Greyhounds make ideal blood donors. Many have a universal blood type that is unlikely to cause adverse reactions in transfusions, and they’re large enough to give a full unit of blood monthly. Their lean musculature and big, prominent veins make blood collecting easy, and because they’re bred to run, racing greyhounds produce a higher concentration of oxygen-carrying red blood cells than almost any other breed.
As an added benefit, with their docile personalities, greyhounds are a pleasure to work with, Cohn says.
MU veterinarians keep the donor animals at the peak of health with routine exams, tick prevention, proper diets, exercise and attention.
The greyhounds wear basket muzzles during their walks to prevent them from eating anything they might find on the ground. The muzzles are for the dogs' own protection, Cohn says; they’re “lovely dogs, not vicious.”
A cat’s tale
Transfusion medicine is an important part of veterinary medicine, so having blood to give patients is critical.
Donated blood is used to treat animals with anemia, bleeding during surgery, reactions to ingesting poison and other indications. Serving as MU’s blood donors for cats is a group of felines living in a room known as Cat Wonderland.

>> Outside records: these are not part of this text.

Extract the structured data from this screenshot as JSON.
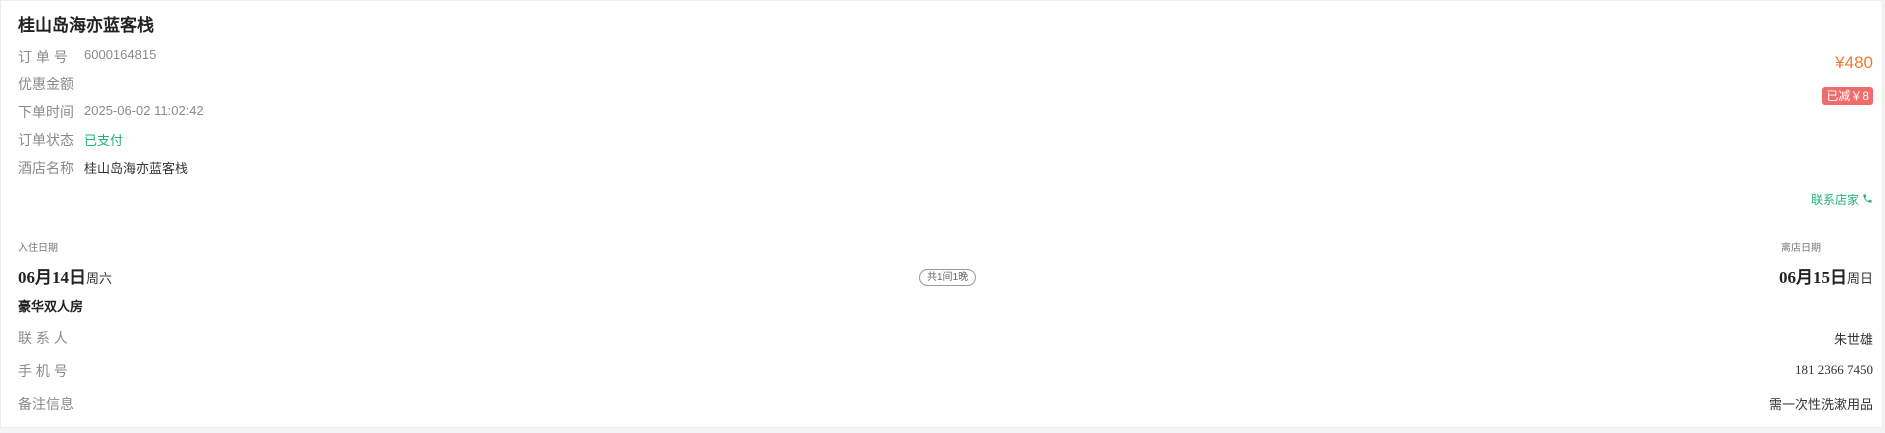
{
  "hotel_title": "桂山岛海亦蓝客栈",
  "order": {
    "number_label": "订 单 号",
    "number": "6000164815",
    "price": "¥480",
    "discount_label": "优惠金额",
    "discount_badge": "已减￥8",
    "time_label": "下单时间",
    "time": "2025-06-02 11:02:42",
    "status_label": "订单状态",
    "status": "已支付",
    "hotel_label": "酒店名称",
    "hotel_name": "桂山岛海亦蓝客栈",
    "contact_merchant": "联系店家"
  },
  "stay": {
    "checkin_label": "入住日期",
    "checkin_date": "06月14日",
    "checkin_weekday": "周六",
    "nights": "共1间1晚",
    "checkout_label": "离店日期",
    "checkout_date": "06月15日",
    "checkout_weekday": "周日",
    "room_type": "豪华双人房"
  },
  "guest": {
    "contact_label": "联 系 人",
    "contact_name": "朱世雄",
    "phone_label": "手 机 号",
    "phone": "181 2366 7450",
    "remark_label": "备注信息",
    "remark": "需一次性洗漱用品"
  },
  "colors": {
    "price": "#f27935",
    "paid_status": "#1fb37a",
    "discount_badge_bg": "#f06b6b"
  },
  "icons": {
    "contact_merchant": "phone-icon"
  }
}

The veterinary hospital typically uses about 10 units of blood a month for dog and cat patients combined, but a very sick animal can use a lot of blood.

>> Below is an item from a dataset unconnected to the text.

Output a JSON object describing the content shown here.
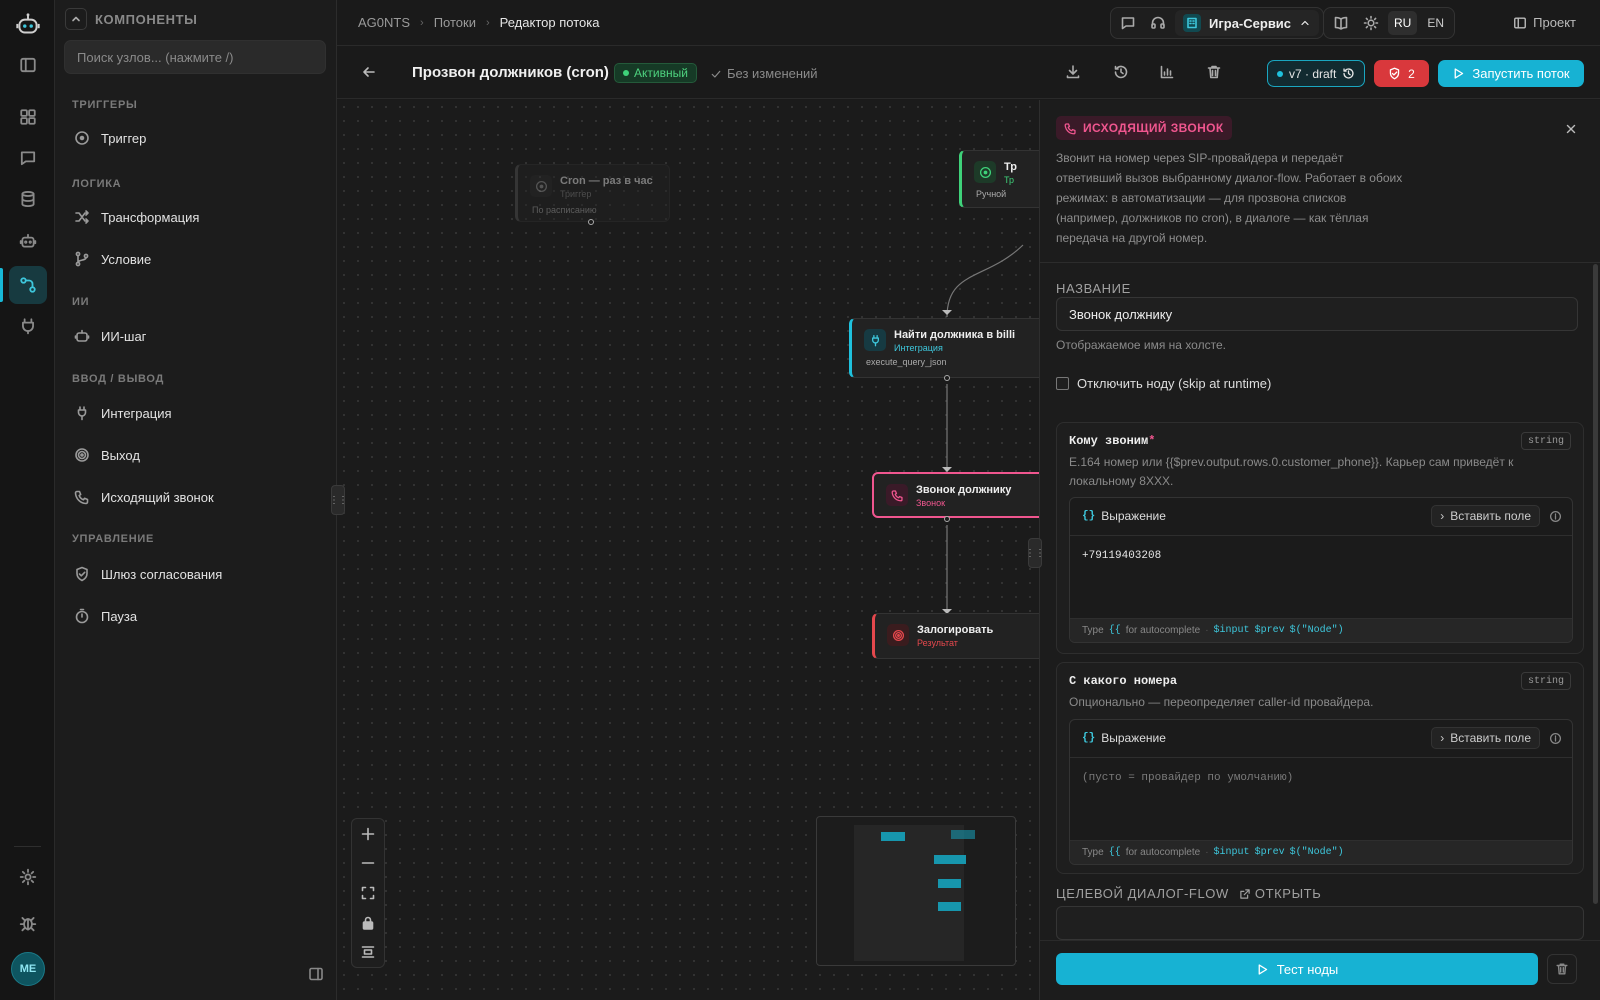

That was the case with Spriggett, a domestic longhair cat from Cherryville, Mo. The sweet pet of Sarah Carney and John Sunderland became seriously ill in late April with bobcat fever, a tick-born disease.
While searching the Internet, the couple discovered Cohn had done research on a new treatment for the disease, so they made the three-hour drive to MU, where Spriggett would be hospitalized for a week (with visits from family). Spriggett received an emergency course of antibiotics, a unit of plasma and four units of whole blood from a previously infected cat that had survived the disease.

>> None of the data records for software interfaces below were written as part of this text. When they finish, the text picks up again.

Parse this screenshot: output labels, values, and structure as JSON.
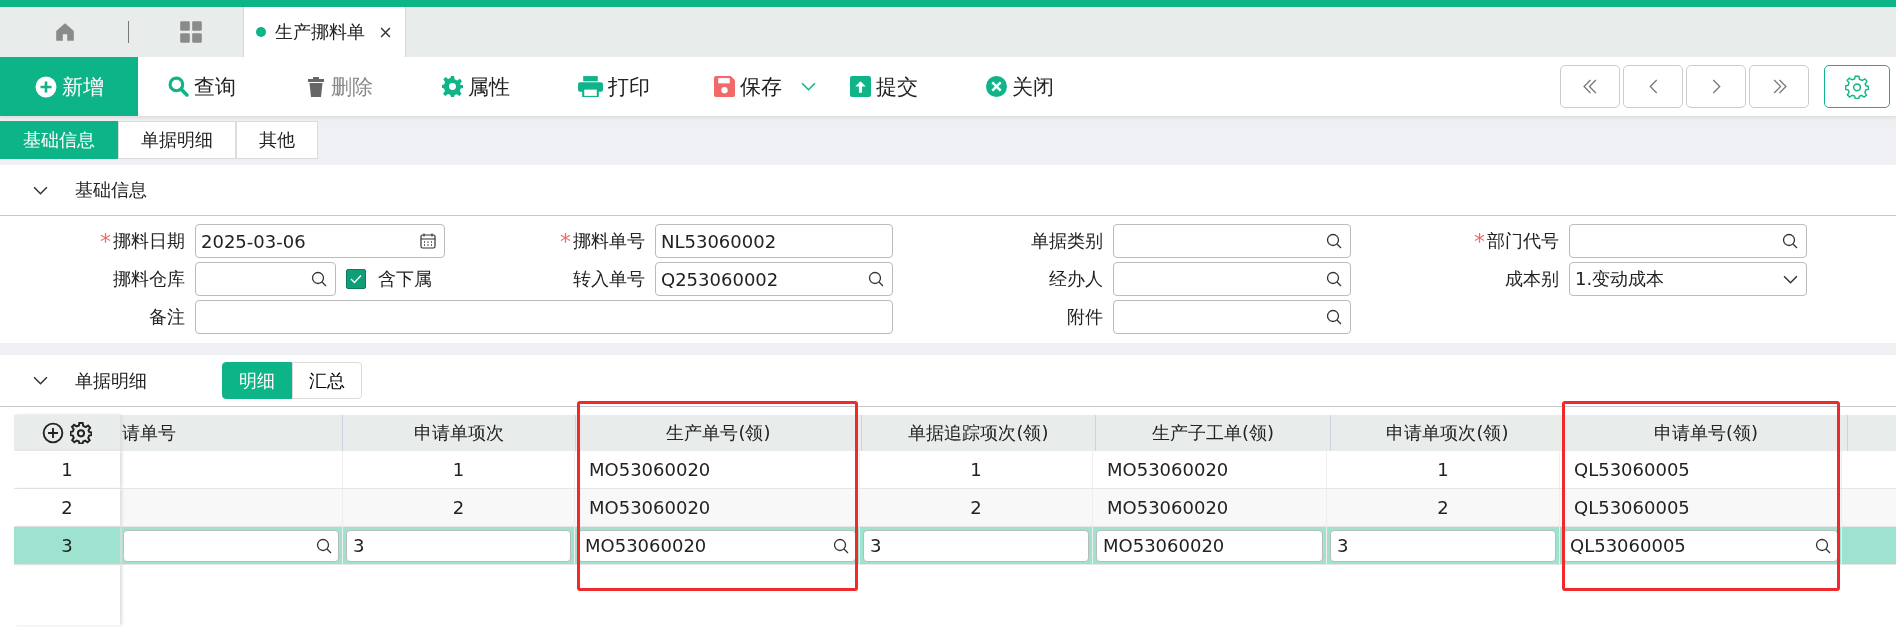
{
  "open_tabs": [
    {
      "label": "生产挪料单",
      "selected": true
    }
  ],
  "toolbar": [
    {
      "label": "新增",
      "kind": "plus",
      "primary": true,
      "disabled": false,
      "dropdown": false
    },
    {
      "label": "查询",
      "kind": "search",
      "primary": false,
      "disabled": false,
      "dropdown": false
    },
    {
      "label": "删除",
      "kind": "trash",
      "primary": false,
      "disabled": true,
      "dropdown": false
    },
    {
      "label": "属性",
      "kind": "gear",
      "primary": false,
      "disabled": false,
      "dropdown": false
    },
    {
      "label": "打印",
      "kind": "print",
      "primary": false,
      "disabled": false,
      "dropdown": false
    },
    {
      "label": "保存",
      "kind": "save",
      "primary": false,
      "disabled": false,
      "dropdown": true
    },
    {
      "label": "提交",
      "kind": "submit",
      "primary": false,
      "disabled": false,
      "dropdown": false
    },
    {
      "label": "关闭",
      "kind": "close",
      "primary": false,
      "disabled": false,
      "dropdown": false
    }
  ],
  "page_tabs": [
    {
      "label": "基础信息",
      "selected": true
    },
    {
      "label": "单据明细",
      "selected": false
    },
    {
      "label": "其他",
      "selected": false
    }
  ],
  "basic_section": {
    "title": "基础信息",
    "expanded": true,
    "fields": [
      {
        "label": "挪料日期",
        "required_mark": "*",
        "kind": "date",
        "value": "2025-03-06"
      },
      {
        "label": "挪料单号",
        "required_mark": "*",
        "kind": "text",
        "value": "NL53060002"
      },
      {
        "label": "单据类别",
        "kind": "lookup"
      },
      {
        "label": "部门代号",
        "required_mark": "*",
        "kind": "lookup"
      },
      {
        "label": "挪料仓库",
        "kind": "lookup",
        "option": {
          "label": "含下属",
          "checked": true
        }
      },
      {
        "label": "转入单号",
        "kind": "lookup",
        "value": "Q253060002"
      },
      {
        "label": "经办人",
        "kind": "lookup"
      },
      {
        "label": "成本别",
        "kind": "select",
        "value": "1.变动成本"
      },
      {
        "label": "备注",
        "kind": "wide"
      },
      {
        "label": "附件",
        "kind": "lookup"
      }
    ]
  },
  "detail_section": {
    "title": "单据明细",
    "expanded": true,
    "view_tabs": [
      {
        "label": "明细",
        "selected": true
      },
      {
        "label": "汇总",
        "selected": false
      }
    ],
    "table": {
      "columns": [
        {
          "header": "请单号",
          "kind": "lookup",
          "highlighted": false
        },
        {
          "header": "申请单项次",
          "kind": "number",
          "highlighted": false
        },
        {
          "header": "生产单号(领)",
          "kind": "lookup",
          "highlighted": true
        },
        {
          "header": "单据追踪项次(领)",
          "kind": "number",
          "highlighted": false
        },
        {
          "header": "生产子工单(领)",
          "kind": "text",
          "highlighted": false
        },
        {
          "header": "申请单项次(领)",
          "kind": "number",
          "highlighted": false
        },
        {
          "header": "申请单号(领)",
          "kind": "lookup",
          "highlighted": true
        }
      ],
      "rows": [
        {
          "index": "1",
          "selected": false,
          "cells": [
            null,
            "1",
            "MO53060020",
            "1",
            "MO53060020",
            "1",
            "QL53060005"
          ]
        },
        {
          "index": "2",
          "selected": false,
          "cells": [
            null,
            "2",
            "MO53060020",
            "2",
            "MO53060020",
            "2",
            "QL53060005"
          ]
        },
        {
          "index": "3",
          "selected": true,
          "cells": [
            null,
            "3",
            "MO53060020",
            "3",
            "MO53060020",
            "3",
            "QL53060005"
          ]
        }
      ]
    }
  }
}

At 11:00 one night, Carney received a call from the hospital saying Spriggett needed red blood cells, but MU’s supply was depleted, so veterinarian Julie Trzil went home and drew blood from her own cat.
In thanks, Spriggett will donate blood next month for a study on bobcat fever. “We owe them. We brought home a healthy cat,” Carney says.
Blood and research
Blood banking has been used for years at Mizzou. MU’s veterinary technicians prepare the blood as different kinds of transfusion products to use and store efficiently.
At times veterinary treatments require whole blood, which can be separated into plasma and red blood cells for different uses. Anemic animals, for example, need packed red blood cells, but bleeding animals need plasma.
For availability, plasma can be frozen up to a year for a long storage life, but whole blood is good under refrigeration for only 30 days. Among her research studies, Cohn has tested the survival time of greyhound red blood cells in comparison to those of other breeds.
As for patient Gunner Harrison, the former barn dog graduated to being an “inside lug,” creating a good life for himself while continuing to delight his family.
“Without the greyhound donors, we wouldn’t have Gunner," Harrison says. "I believe nothing but good things are in store for them."